The Washington Post

Is professor’s #NRA tweet a firing offense or protected speech?

A University of Kansas associate professor of journalism is now on indefinite leave for tweeting the following after a gunman killed 12 people at the Navy Yard in Washington D.C.:

The blood is on the hands of the #NRA. Next time, let it be YOUR sons and daughters. Shame on you. May God damn you


David Guth, who tweeted the above after the Sept. 16 shootings, later said that he was not advocating violence but trying to get NRA officials to look at gun violence through the eyes of the victim and their families, according to this Associated Press story. He said he was trying to stir a public debate about gun control.

But there was strong reaction to the tweet. Furious university officials put him on indefinite administrative leave with pay, and the school’s Board of Regents issued a statement that said in part:

The Board of Regents expresses its disgust and offense at the statement made by David Guth. The Board also notes that these views in no way represent the views of the university or the Board of Regents.
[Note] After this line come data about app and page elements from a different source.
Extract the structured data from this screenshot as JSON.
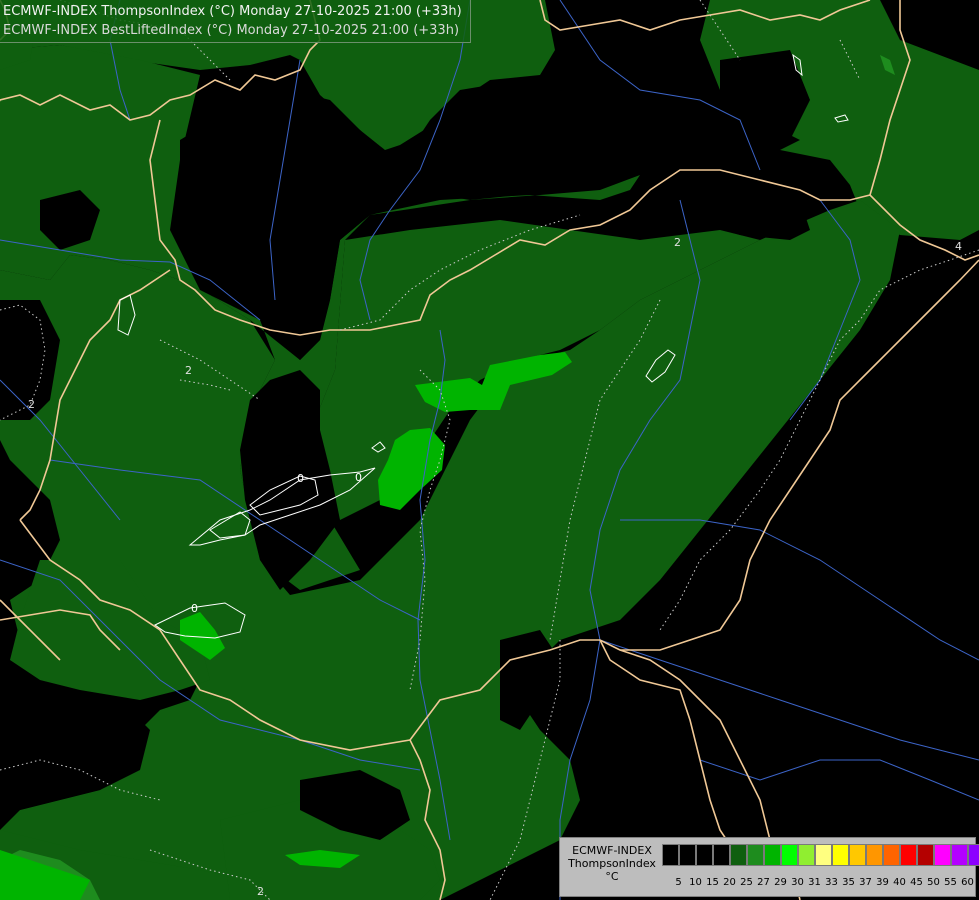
{
  "titles": {
    "line1": "ECMWF-INDEX ThompsonIndex (°C) Monday 27-10-2025 21:00 (+33h)",
    "line2": "ECMWF-INDEX BestLiftedIndex (°C) Monday 27-10-2025 21:00 (+33h)"
  },
  "colors": {
    "background": "#000000",
    "level_20_25": "#0f5f0f",
    "level_25_27": "#1e8c1e",
    "level_27_29": "#00b400",
    "border": "#f0c896",
    "river": "#3c64c8",
    "contour_dotted": "#cccccc",
    "contour_solid": "#ffffff"
  },
  "legend": {
    "label_lines": [
      "ECMWF-INDEX",
      "ThompsonIndex",
      "°C"
    ],
    "swatch_colors": [
      "#000000",
      "#000000",
      "#000000",
      "#000000",
      "#0f5f0f",
      "#1e8c1e",
      "#00b400",
      "#00ff00",
      "#90ee30",
      "#ffff80",
      "#ffff00",
      "#ffc800",
      "#ff9600",
      "#ff6400",
      "#ff0000",
      "#b40000",
      "#ff00ff",
      "#b400ff",
      "#8c00ff",
      "#6400ff",
      "#0000ff"
    ],
    "ticks": [
      "5",
      "10",
      "15",
      "20",
      "25",
      "27",
      "29",
      "30",
      "31",
      "33",
      "35",
      "37",
      "39",
      "40",
      "45",
      "50",
      "55",
      "60"
    ]
  },
  "contour_labels": [
    {
      "text": "2"
    },
    {
      "text": "2"
    },
    {
      "text": "2"
    },
    {
      "text": "0"
    },
    {
      "text": "0"
    },
    {
      "text": "0"
    },
    {
      "text": "2"
    },
    {
      "text": "4"
    }
  ]
}
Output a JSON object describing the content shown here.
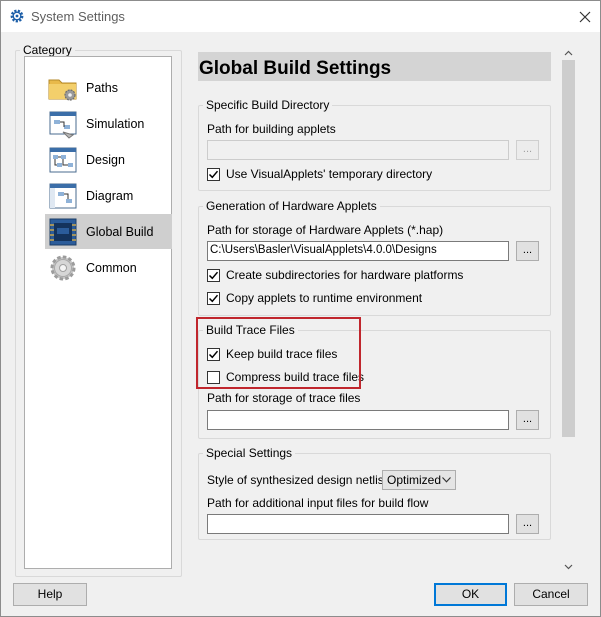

The Board wishes to reiterate the statement made by Dean Ann Brill when she said that ‘while the First Amendment allows anyone to express an opinion, that privilege is not absolute and must be balanced with the rights of others.’…

Some legislators in Kansas want Guth fired, and a few said they would not vote to fund the university if he remains there as a professor.

There were some voices defending Guth’s right to make the remarks, though not the remarks themselves; the Lawrence Journal-World reported that professors from the university’s anthropology department issued a statement saying in part:

Administrative leave imposed by the University of Kansas violates Dr. Guth’s rights and has a chilling effect on academic freedom.


While we take no position on the content of what he said, David Guth spoke as a private person and exercised his right to free speech that is protected by the First Amendment to the U.S. Constitution and the Faculty Code of Rights, Responsibilities, and Conduct.

But it is unclear whether the tweet was protected speech under the Constitution and whether employers can punish employees for postings on social media that is not done on official website or other platform. The Associated Press quoted Gary Brunk, executive director of the American Civil Liberties Union of Kansas and Western Missouri, as saying that Guth’s tweet is constitutionally protected.

It’s one thing to do something that’s a clear threat to another person, but he just expressed an opinion.

Valerie Strauss covers education and runs The Answer Sheet blog.



Success! Check your inbox for details. You might also like:

Please enter a valid email address

See all newsletters

Show Comments
Most Read



Success! Check your inbox for details.

See all newsletters

Your Three. Video curated for you.
Next Story
Valerie Strauss · September 27, 2013

To keep reading, please enter your email address.

You’ll also receive from The Washington Post:
  • A free 6-week digital subscription
  • Our daily newsletter in your inbox

Please enter a valid email address

I have read and agree to the Terms of Service and Privacy Policy.

Please indicate agreement.

Thank you.

Check your inbox. We’ve sent an email explaining how to set up an account and activate your free digital subscription.